## Exercise directions
With pictures omitted, output the records below exactly as they appear.

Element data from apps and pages

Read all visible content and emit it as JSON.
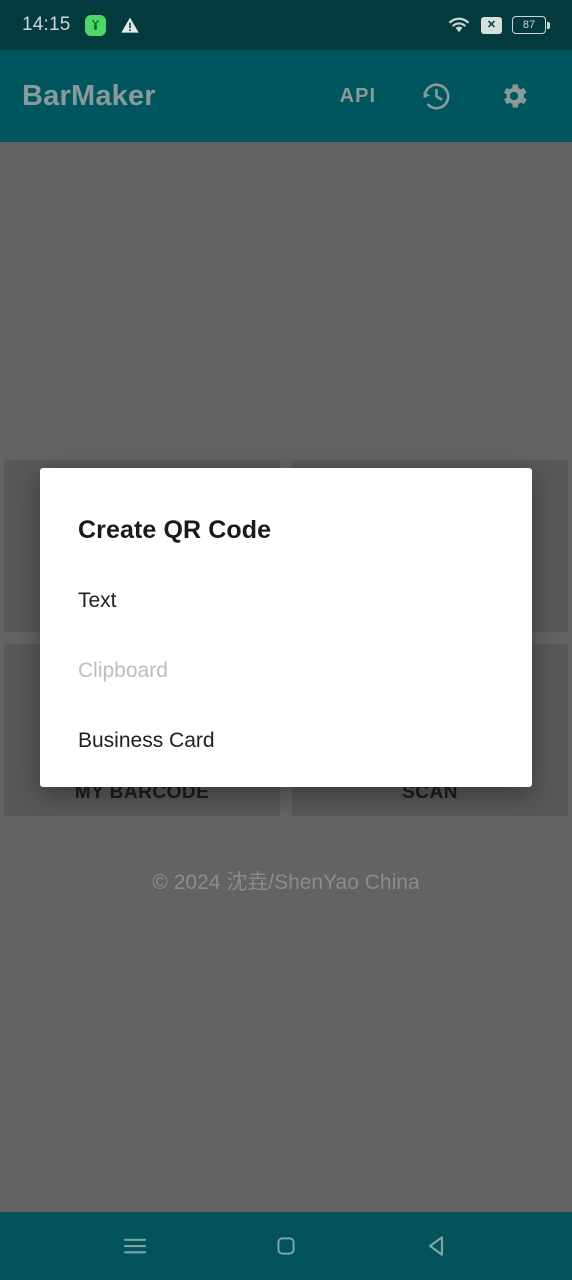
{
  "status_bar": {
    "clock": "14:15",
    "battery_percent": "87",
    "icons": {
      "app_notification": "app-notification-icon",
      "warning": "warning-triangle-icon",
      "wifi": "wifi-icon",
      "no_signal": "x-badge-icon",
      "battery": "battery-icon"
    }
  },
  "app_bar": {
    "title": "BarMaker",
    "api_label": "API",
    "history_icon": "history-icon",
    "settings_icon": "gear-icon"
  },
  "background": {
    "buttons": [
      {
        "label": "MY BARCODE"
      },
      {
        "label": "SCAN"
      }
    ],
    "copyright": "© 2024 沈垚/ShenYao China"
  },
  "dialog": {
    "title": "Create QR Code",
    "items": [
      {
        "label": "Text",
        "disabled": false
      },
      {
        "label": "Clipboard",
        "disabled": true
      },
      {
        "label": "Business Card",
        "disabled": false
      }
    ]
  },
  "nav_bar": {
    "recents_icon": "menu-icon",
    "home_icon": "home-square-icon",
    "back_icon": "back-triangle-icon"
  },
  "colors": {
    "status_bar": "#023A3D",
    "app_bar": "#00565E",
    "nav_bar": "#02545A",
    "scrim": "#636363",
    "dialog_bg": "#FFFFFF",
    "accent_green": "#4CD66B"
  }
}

## Worked solution
Read all visible content and emit it as JSON.
{
  "status_bar": {
    "clock": "14:15",
    "battery_percent": "87",
    "icons": {
      "app_notification": "app-notification-icon",
      "warning": "warning-triangle-icon",
      "wifi": "wifi-icon",
      "no_signal": "x-badge-icon",
      "battery": "battery-icon"
    }
  },
  "app_bar": {
    "title": "BarMaker",
    "api_label": "API",
    "history_icon": "history-icon",
    "settings_icon": "gear-icon"
  },
  "background": {
    "buttons": [
      {
        "label": "MY BARCODE"
      },
      {
        "label": "SCAN"
      }
    ],
    "copyright": "© 2024 沈垚/ShenYao China"
  },
  "dialog": {
    "title": "Create QR Code",
    "items": [
      {
        "label": "Text",
        "disabled": false
      },
      {
        "label": "Clipboard",
        "disabled": true
      },
      {
        "label": "Business Card",
        "disabled": false
      }
    ]
  },
  "nav_bar": {
    "recents_icon": "menu-icon",
    "home_icon": "home-square-icon",
    "back_icon": "back-triangle-icon"
  },
  "colors": {
    "status_bar": "#023A3D",
    "app_bar": "#00565E",
    "nav_bar": "#02545A",
    "scrim": "#636363",
    "dialog_bg": "#FFFFFF",
    "accent_green": "#4CD66B"
  }
}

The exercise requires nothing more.